GRIEK: If the demand is there then people are going to invest. So I think that's part of what NRC can start to work on in terms of how do you build that demand. Who do you go to? How do we work with these trade organizations to say how do you get your members to demand more recycled product? How do we get that product to your members in a way that's more consistent and reliable? So I think that there's work that can be done and collaboration and discussion. NRC can convene events like this where we bring those people together and try and get movement and see what we can do in terms of buy-in.
How can professionals or companies on the collection and sorting side get involved?

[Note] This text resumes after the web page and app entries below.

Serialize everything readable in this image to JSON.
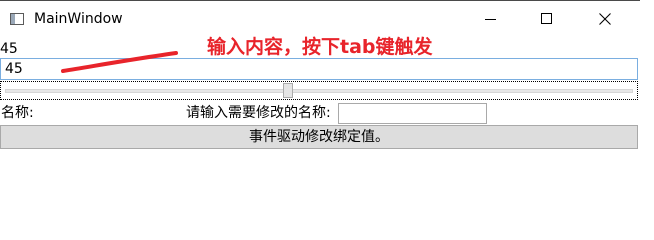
{
  "window": {
    "title": "MainWindow",
    "icon": "app-window-icon"
  },
  "controls": {
    "minimize_icon": "minimize-icon",
    "maximize_icon": "maximize-icon",
    "close_icon": "close-icon"
  },
  "binding_demo": {
    "echo_text": "45",
    "input_value": "45",
    "annotation": "输入内容，按下tab键触发",
    "annotation_color": "#e8242b"
  },
  "slider": {
    "value_fraction": 0.45
  },
  "name_row": {
    "name_label": "名称:",
    "name_value": "",
    "prompt_label": "请输入需要修改的名称:",
    "input_value": ""
  },
  "action_button": {
    "label": "事件驱动修改绑定值。"
  }
}
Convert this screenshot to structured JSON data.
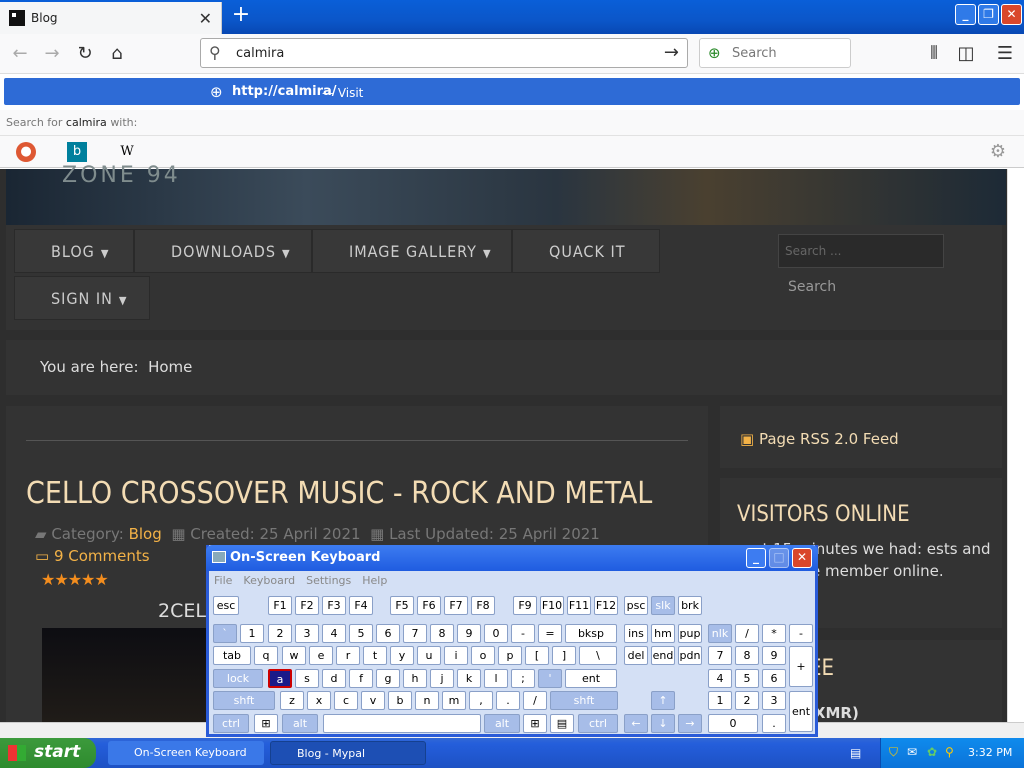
{
  "browser": {
    "tab_title": "Blog",
    "address": "calmira",
    "search_placeholder": "Search"
  },
  "suggestion": {
    "url": "http://calmira/",
    "visit": "— Visit"
  },
  "searchfor": {
    "prefix": "Search for",
    "term": "calmira",
    "suffix": "with:"
  },
  "site": {
    "menu": [
      "BLOG",
      "DOWNLOADS",
      "IMAGE GALLERY",
      "QUACK IT",
      "SIGN IN"
    ],
    "search_placeholder": "Search ...",
    "search_button": "Search",
    "breadcrumb_label": "You are here:",
    "breadcrumb_home": "Home",
    "article_title": "CELLO CROSSOVER MUSIC - ROCK AND METAL",
    "category_label": "Category:",
    "category": "Blog",
    "created": "Created: 25 April 2021",
    "updated": "Last Updated: 25 April 2021",
    "comments": "9 Comments",
    "subhead": "2CELL",
    "rss": "Page RSS 2.0 Feed",
    "visitors_title": "VISITORS ONLINE",
    "visitors_text": "ast 15 minutes we had: ests and one member online.",
    "coffee_title": "A COFFEE",
    "coffee_sub": "ONERO (XMR)"
  },
  "osk": {
    "title": "On-Screen Keyboard",
    "menu": [
      "File",
      "Keyboard",
      "Settings",
      "Help"
    ],
    "selected_key": "a"
  },
  "taskbar": {
    "start": "start",
    "task1": "On-Screen Keyboard",
    "task2": "Blog - Mypal",
    "clock": "3:32 PM"
  }
}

GRIEK: Well you can start by becoming members of your state recycling organization, that's always a good one. And then if you don't have one you can directly join NRC. Because that way we can get information to you and then you can get information back to us. Participate in webinars that NRC is sponsoring along with the Pennsylvania Markets Recycling Group. We do newsletters. We'd love to hear about what folks out there are doing. If people have ideas bring 'em on. I think that there's people out there who may not have the solution, but have some really new ways of looking at things. Some of us have been in the industry for so long you kind of forget that you're inside a box.
Those are good things, and people should also be talking to your legislators, talking to your elected officials. Because most people think of it as waste, as trash. Somebody else is going to deal with it. It's going to go away. It's not. We all generate it. It's in our backyards whether we know it or not and if we want to be smart about this we want to deal with it in the best way possible. And we're not really doing that right now.